┌──
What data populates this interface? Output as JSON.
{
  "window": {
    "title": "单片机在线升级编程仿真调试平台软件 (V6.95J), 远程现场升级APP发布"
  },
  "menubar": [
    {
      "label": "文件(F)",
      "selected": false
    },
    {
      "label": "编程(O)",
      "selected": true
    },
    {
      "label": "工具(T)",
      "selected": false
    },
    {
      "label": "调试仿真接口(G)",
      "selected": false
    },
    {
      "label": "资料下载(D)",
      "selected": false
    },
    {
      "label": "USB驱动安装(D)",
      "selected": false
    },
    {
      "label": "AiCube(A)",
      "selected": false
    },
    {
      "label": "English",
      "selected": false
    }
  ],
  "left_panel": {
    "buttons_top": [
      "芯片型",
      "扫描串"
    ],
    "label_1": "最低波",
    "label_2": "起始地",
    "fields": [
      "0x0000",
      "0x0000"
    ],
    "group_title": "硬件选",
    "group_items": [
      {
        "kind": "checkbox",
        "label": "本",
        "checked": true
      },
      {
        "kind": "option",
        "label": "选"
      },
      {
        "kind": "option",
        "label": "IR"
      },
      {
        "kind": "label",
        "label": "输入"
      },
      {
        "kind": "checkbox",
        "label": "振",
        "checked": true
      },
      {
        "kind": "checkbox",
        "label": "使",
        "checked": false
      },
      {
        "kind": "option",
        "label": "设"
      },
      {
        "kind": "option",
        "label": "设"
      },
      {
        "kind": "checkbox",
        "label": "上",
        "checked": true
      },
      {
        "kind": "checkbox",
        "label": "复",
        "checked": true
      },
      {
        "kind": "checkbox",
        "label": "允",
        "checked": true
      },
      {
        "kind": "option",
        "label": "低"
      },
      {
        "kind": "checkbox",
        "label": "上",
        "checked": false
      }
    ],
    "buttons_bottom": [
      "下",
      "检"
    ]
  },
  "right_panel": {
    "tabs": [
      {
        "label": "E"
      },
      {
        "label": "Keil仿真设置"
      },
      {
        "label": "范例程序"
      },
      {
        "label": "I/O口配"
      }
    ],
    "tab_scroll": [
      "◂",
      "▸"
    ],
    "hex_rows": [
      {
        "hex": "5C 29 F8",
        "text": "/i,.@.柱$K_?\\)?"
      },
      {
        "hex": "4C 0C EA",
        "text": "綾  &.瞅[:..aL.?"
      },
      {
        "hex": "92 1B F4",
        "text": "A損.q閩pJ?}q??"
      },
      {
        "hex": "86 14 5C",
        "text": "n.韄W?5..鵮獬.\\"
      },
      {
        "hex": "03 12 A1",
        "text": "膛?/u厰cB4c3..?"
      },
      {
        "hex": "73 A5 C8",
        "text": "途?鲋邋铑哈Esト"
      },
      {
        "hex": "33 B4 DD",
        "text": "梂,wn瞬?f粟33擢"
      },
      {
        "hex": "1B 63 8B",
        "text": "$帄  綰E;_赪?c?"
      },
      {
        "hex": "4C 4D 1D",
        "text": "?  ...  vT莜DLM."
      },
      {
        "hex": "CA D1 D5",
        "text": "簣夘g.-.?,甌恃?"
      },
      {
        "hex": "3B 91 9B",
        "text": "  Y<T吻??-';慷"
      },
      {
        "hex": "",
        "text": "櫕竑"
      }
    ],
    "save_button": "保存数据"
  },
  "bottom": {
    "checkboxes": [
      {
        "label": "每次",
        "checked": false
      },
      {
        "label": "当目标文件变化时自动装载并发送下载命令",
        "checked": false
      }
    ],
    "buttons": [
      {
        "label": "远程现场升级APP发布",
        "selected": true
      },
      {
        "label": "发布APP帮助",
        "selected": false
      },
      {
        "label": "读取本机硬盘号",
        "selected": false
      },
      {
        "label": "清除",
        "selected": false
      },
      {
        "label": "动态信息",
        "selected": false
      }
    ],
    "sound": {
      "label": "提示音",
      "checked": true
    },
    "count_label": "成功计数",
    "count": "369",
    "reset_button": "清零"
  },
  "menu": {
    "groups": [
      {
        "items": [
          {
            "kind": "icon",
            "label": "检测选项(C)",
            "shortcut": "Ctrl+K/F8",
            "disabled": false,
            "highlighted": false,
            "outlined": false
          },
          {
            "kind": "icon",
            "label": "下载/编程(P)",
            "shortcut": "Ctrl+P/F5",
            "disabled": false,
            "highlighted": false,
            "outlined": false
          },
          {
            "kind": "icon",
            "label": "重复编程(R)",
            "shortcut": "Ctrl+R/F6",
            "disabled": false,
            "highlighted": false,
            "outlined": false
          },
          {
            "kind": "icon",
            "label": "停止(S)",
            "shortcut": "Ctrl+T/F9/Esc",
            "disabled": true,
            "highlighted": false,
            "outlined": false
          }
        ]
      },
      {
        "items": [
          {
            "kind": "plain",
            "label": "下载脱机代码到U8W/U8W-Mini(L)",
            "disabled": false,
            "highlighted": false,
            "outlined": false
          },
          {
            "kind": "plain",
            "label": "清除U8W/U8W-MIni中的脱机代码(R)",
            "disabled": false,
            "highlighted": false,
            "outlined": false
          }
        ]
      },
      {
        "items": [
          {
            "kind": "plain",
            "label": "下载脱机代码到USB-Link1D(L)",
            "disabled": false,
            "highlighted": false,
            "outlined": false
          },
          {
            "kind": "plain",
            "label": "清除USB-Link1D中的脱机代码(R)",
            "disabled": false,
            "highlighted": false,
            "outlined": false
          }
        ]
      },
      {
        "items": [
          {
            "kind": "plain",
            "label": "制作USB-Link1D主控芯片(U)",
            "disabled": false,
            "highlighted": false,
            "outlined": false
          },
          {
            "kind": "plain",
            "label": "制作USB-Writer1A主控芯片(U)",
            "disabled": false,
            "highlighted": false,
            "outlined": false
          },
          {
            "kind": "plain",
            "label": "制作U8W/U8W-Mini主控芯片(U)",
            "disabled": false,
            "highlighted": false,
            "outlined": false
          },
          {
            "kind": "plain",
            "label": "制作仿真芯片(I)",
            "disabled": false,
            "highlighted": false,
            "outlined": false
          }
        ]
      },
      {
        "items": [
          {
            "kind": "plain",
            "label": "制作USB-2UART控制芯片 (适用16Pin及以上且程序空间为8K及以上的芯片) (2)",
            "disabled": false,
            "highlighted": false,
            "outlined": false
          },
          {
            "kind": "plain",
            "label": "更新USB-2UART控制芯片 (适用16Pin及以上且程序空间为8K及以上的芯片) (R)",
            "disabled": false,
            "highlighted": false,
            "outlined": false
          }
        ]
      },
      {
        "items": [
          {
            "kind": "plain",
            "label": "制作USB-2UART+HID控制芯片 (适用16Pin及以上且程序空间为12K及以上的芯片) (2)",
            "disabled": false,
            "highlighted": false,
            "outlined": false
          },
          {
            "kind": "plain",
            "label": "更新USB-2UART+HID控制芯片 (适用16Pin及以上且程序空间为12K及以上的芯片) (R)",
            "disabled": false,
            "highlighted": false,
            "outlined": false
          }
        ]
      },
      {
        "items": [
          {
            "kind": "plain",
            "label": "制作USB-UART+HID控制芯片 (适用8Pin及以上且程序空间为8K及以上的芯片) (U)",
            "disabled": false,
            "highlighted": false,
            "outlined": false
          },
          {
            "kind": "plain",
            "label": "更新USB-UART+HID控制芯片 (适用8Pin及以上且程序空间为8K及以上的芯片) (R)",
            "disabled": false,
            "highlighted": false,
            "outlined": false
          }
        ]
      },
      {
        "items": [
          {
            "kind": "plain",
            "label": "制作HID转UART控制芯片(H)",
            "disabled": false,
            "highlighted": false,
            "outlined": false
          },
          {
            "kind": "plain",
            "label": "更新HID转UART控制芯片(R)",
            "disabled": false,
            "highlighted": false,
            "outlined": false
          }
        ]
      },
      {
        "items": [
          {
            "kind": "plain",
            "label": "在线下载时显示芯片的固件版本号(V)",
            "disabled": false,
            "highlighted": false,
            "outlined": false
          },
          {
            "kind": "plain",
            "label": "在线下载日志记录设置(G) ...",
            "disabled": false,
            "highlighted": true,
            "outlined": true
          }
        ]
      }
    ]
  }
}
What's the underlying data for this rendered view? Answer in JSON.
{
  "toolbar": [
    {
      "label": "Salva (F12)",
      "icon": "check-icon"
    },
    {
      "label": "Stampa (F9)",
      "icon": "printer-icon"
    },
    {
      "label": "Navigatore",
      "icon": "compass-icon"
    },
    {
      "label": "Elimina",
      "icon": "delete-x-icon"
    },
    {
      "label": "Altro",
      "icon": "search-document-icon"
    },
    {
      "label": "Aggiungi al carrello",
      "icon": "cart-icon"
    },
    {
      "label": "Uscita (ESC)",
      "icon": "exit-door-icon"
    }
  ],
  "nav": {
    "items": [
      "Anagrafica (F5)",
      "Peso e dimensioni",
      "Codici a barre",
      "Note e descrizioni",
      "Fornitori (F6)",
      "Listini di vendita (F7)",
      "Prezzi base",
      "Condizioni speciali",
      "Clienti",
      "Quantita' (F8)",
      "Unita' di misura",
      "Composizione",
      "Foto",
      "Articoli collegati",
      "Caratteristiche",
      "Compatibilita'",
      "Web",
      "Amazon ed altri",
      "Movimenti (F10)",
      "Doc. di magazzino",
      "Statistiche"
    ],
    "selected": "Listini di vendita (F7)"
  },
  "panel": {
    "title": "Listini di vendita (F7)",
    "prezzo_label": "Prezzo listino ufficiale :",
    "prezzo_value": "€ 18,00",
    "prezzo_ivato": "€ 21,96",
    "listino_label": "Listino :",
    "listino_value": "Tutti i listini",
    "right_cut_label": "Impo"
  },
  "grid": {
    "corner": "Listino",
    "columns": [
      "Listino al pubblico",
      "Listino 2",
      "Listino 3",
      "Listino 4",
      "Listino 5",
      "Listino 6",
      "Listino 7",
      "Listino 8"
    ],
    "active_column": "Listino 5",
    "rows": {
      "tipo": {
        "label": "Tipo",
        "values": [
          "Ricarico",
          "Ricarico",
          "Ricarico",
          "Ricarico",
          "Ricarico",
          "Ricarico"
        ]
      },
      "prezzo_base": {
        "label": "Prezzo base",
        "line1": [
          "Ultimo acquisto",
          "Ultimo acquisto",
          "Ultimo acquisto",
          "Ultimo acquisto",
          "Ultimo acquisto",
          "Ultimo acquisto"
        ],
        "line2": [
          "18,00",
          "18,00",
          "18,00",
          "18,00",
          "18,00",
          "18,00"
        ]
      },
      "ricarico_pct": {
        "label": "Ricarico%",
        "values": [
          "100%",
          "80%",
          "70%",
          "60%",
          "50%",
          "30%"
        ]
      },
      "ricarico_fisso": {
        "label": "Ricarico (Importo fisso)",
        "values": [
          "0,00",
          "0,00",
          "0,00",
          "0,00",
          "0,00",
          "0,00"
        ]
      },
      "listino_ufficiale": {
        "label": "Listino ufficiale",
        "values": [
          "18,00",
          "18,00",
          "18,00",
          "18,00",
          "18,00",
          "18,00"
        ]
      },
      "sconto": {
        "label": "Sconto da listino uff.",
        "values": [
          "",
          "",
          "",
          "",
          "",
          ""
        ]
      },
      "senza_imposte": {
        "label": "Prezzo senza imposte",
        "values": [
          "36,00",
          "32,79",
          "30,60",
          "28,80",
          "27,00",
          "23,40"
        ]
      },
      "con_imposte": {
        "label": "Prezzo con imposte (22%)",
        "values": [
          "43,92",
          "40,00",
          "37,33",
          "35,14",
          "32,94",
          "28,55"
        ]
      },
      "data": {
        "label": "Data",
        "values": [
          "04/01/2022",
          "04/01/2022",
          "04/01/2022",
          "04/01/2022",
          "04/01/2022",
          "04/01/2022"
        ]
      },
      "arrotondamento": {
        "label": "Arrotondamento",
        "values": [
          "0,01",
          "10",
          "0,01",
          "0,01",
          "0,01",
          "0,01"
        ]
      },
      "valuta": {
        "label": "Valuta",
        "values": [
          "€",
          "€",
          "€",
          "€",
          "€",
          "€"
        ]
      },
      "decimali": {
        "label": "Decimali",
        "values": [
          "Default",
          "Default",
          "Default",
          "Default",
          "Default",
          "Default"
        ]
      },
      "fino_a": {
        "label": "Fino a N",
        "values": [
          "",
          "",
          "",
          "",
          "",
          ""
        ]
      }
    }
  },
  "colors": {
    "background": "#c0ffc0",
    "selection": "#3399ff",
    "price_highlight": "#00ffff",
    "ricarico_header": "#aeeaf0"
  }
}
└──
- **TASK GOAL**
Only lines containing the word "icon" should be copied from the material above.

- **SOLVED EXERCISE**
            "kind": "icon",
            "kind": "icon",
            "kind": "icon",
            "kind": "icon",
      "icon": "check-icon"
      "icon": "printer-icon"
      "icon": "compass-icon"
      "icon": "delete-x-icon"
      "icon": "search-document-icon"
      "icon": "cart-icon"
      "icon": "exit-door-icon"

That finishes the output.